Robert Gerle, 81; Violinist Wrote Books on Technique for Music Programs

Times Staff Writer

Robert Gerle, a concert violinist, teacher and author of books on violin technique, died Saturday, according to his son Andrew. He was 81.

Gerle, who helped found the orchestra program at the University of Maryland, Baltimore County, in the early 1970s, died of complications from Parkinson’s disease at his home in Hyattsville, Md. He continued to tutor students until several weeks before his death.

Born in Abbazia, Italy (now Opatija, Croatia), to Hungarian parents, Gerle -- pronounced GAIR-leh -- earned a master’s degree at the Franz Liszt Academy of Music in Budapest, Hungary, and studied at the National Conservatory of Music there before he began a career as a performer.

During World War II, he was imprisoned in a labor camp because he was Jewish but escaped and hid in his teacher’s apartment in Budapest. He was one of about 20 people hiding in the apartment’s crawl spaces when Soviet soldiers raided it in 1945.


Suspected of being Nazi snipers, the group was ordered to stand before a firing squad, and, according to stories told of this incident, Gerle carried his violin with him.

Seeing the instrument, an officer told him to play a piece by Tchaikovsky, which Gerle did. It convinced the officer that he and the others were not Nazis, and all of them were set free.

Gerle moved to Paris, then to Luxembourg, where he was staff soloist with Radio Luxembourg for a brief time.

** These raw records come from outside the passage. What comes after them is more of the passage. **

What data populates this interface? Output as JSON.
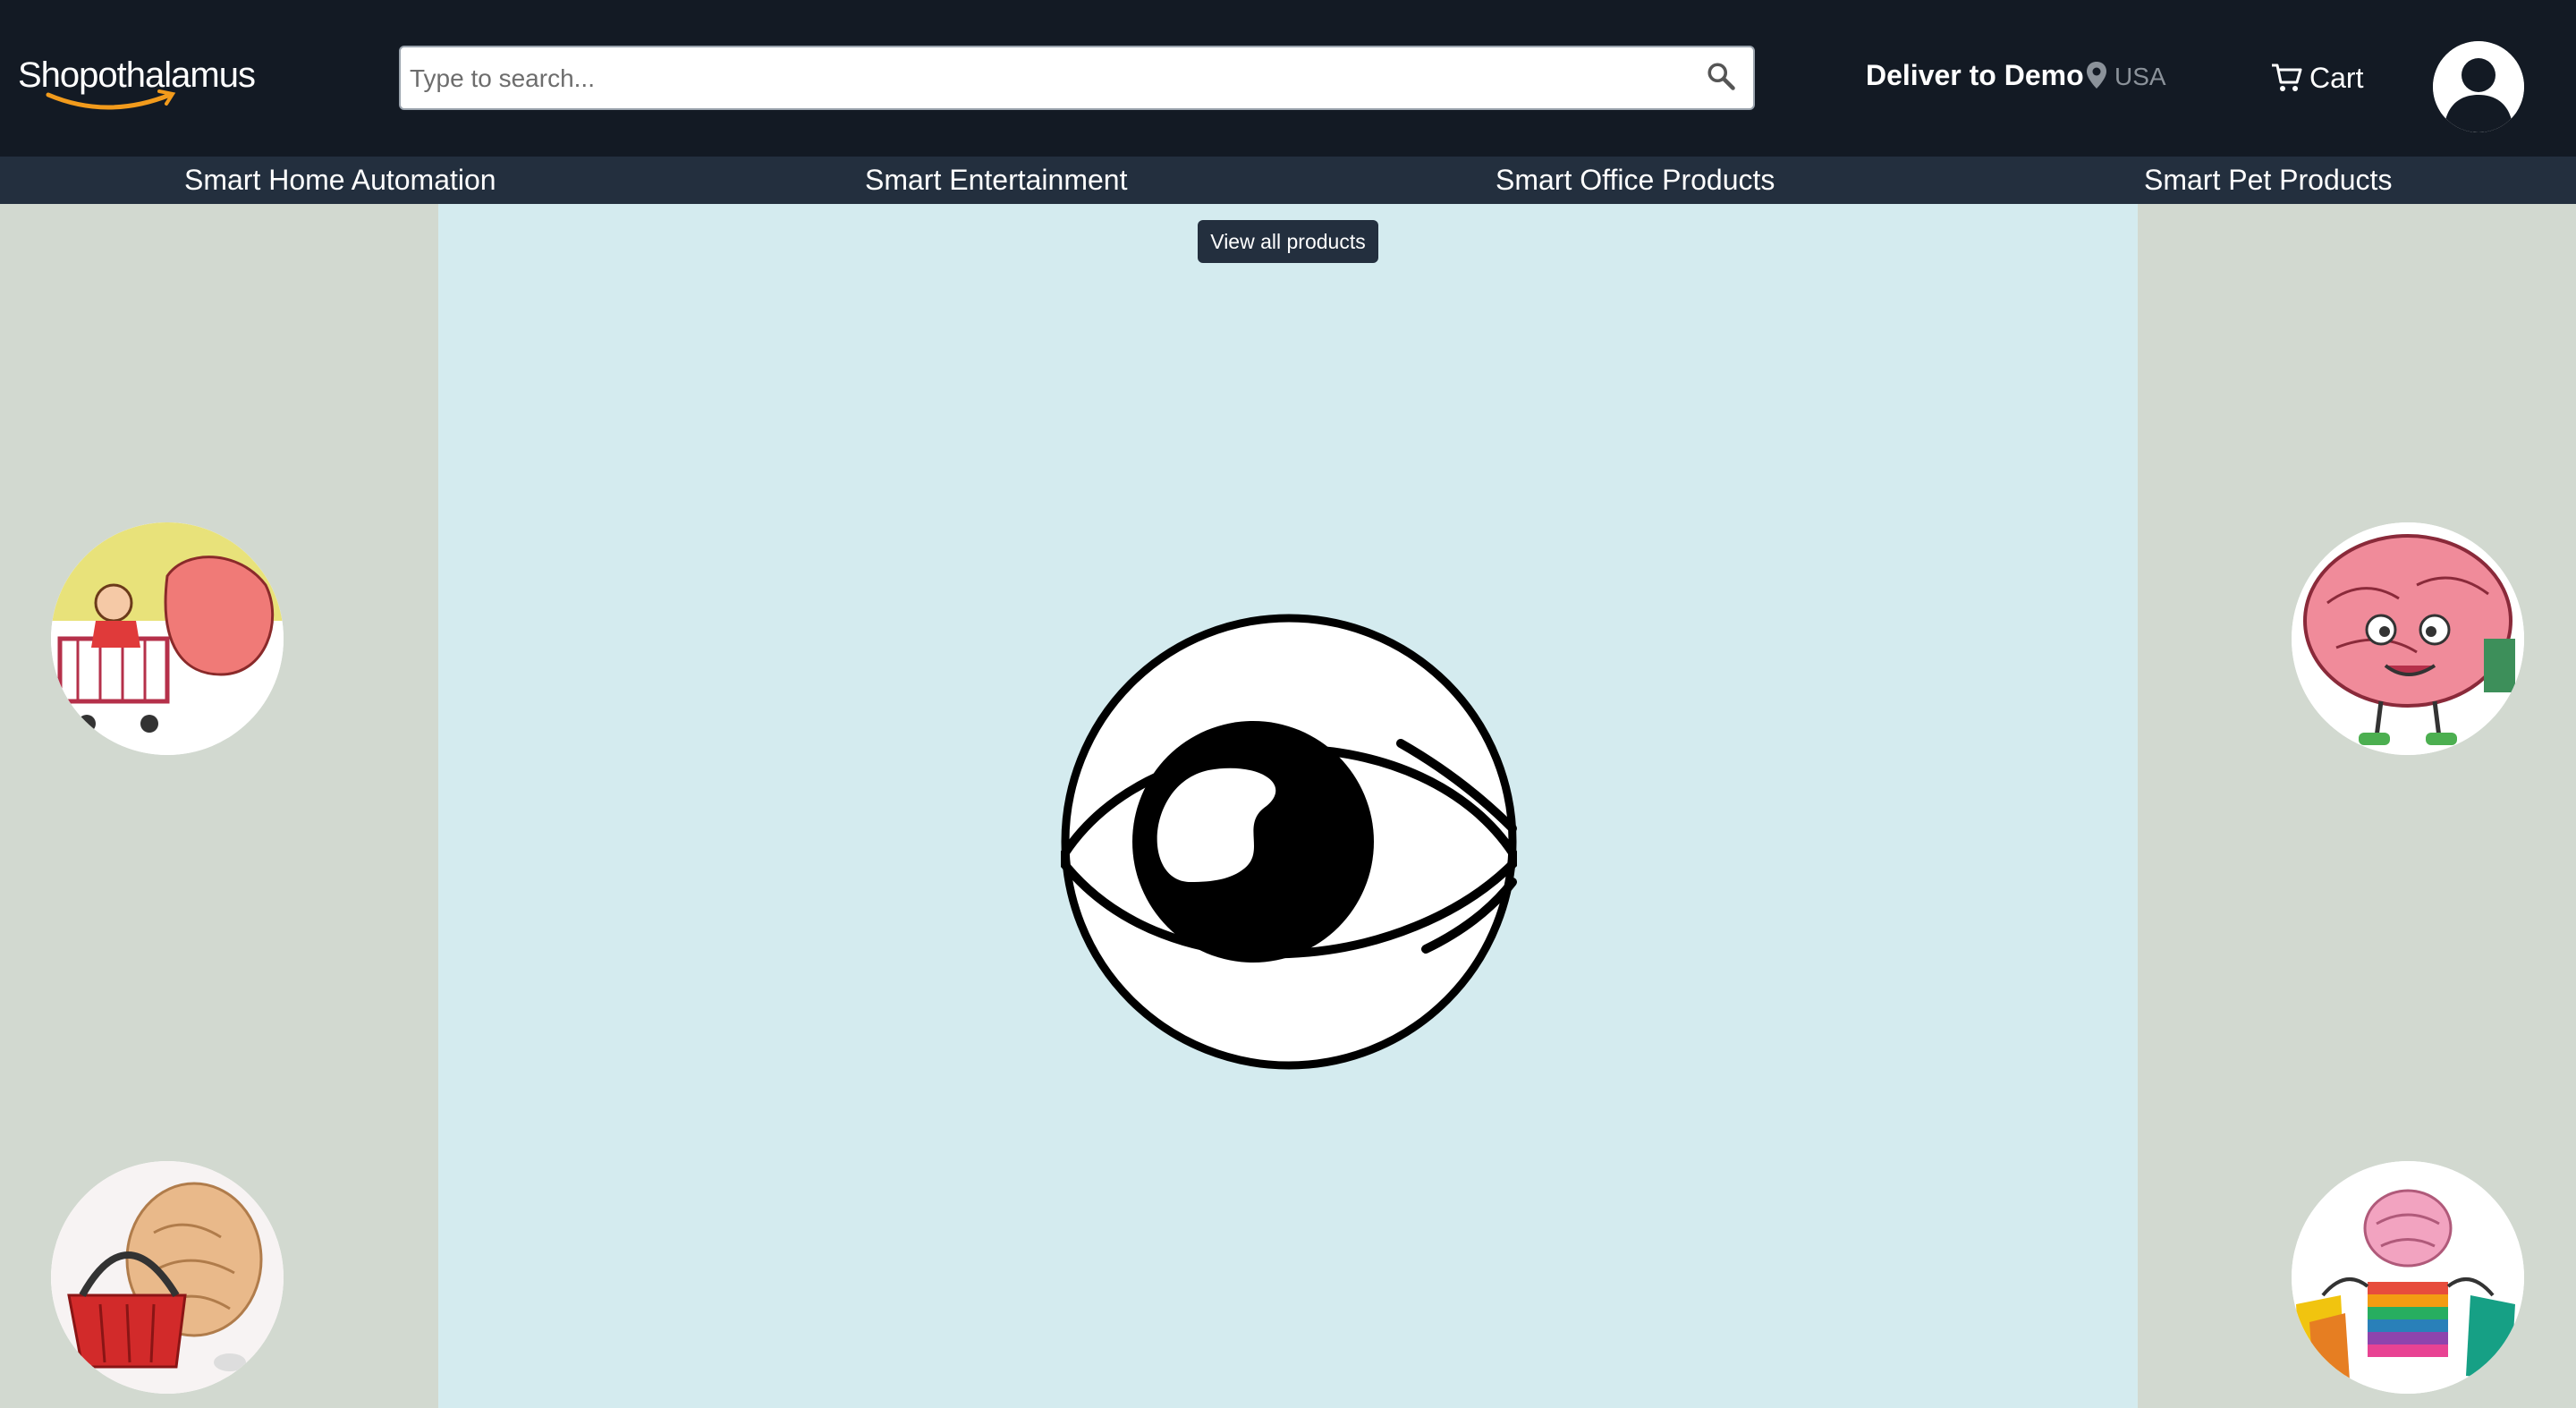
{
  "header": {
    "logo_text": "Shopothalamus",
    "search": {
      "placeholder": "Type to search...",
      "value": ""
    },
    "deliver_label": "Deliver to Demo",
    "country": "USA",
    "cart_label": "Cart"
  },
  "nav": {
    "items": [
      "Smart Home Automation",
      "Smart Entertainment",
      "Smart Office Products",
      "Smart Pet Products"
    ]
  },
  "main": {
    "view_all_label": "View all products"
  },
  "colors": {
    "topbar": "#131a24",
    "navbar": "#232f3e",
    "main_bg": "#d4ebef",
    "side_bg": "#d2d9d0",
    "logo_smile": "#f29b1c"
  },
  "icons": [
    "search-icon",
    "location-pin-icon",
    "cart-icon",
    "user-avatar-icon",
    "eye-logo-icon"
  ]
}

He moved to the U.S. in 1950 to accept a fellowship at the University of Illinois. During the ‘50s, he was concertmaster of the student orchestra at the Tanglewood Music Festival in Massachusetts one summer and concertmaster of the San Diego Symphony another summer.


In 1956, a group of his admirers in San Diego bought Gerle the $45,000 Stradivarius violin that he had borrowed from a New York dealer for his appearance in San Diego.

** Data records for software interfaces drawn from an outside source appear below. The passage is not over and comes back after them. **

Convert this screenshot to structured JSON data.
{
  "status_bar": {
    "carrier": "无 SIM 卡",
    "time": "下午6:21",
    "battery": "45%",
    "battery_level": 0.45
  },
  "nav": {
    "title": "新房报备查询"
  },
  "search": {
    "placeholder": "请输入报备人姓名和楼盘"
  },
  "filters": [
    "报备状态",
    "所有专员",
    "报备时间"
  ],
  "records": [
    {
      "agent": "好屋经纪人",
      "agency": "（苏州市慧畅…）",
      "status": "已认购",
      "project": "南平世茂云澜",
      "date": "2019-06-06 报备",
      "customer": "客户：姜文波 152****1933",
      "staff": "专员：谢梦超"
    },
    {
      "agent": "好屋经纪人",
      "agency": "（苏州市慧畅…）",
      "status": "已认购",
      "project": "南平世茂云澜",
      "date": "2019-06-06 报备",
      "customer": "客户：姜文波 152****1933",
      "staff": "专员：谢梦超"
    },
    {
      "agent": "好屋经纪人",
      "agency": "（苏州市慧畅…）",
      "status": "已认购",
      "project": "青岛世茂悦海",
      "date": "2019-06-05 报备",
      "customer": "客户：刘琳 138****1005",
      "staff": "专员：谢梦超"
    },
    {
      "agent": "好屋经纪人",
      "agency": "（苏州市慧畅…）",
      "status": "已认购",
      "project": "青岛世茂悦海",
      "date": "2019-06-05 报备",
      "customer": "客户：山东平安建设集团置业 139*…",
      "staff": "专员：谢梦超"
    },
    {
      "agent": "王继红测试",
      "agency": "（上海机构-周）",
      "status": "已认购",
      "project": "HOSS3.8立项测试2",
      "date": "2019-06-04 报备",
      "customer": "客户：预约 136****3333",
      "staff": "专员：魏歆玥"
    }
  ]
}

Of Gerle’s performance in a concert at New York’s Town Hall in 1958, a New York Times reviewer wrote: “He had some of the steadiest bow arms this listener has ever heard, and his intonation is flawless.”

Through the 1960s, the violinist performed with orchestras in the U.S. and Europe and had a lively career as a recording artist of works by Beethoven, Samuel Barber and others.

In 1970, Gerle and pianist Marilyn Neeley won an Emmy Award for a series of televised performances of the complete Beethoven violin and piano sonatas. The couple married that same year.


Gerle taught music at several schools, including the Peabody Conservatory of Music in Baltimore, before he joined the faculty of the University of Maryland, Baltimore County, in 1972.

He was also on the faculty of the Catholic University of America in Washington, D.C., and took part in chamber music series at the Library of Congress and elsewhere.

His memoir, “Playing It By Heart,” was published this fall, and his books on musical technique, “The Art of Practicing the Violin” (1983) and “The Art of Bowing Practice: Expressive Bow Technique” (1991), continue to be used in music programs.

Besides his son, who is a composer and musician in New York City, Gerle is survived by his wife, a USC graduate who was raised in Glendale and taught music at her alma mater for some years.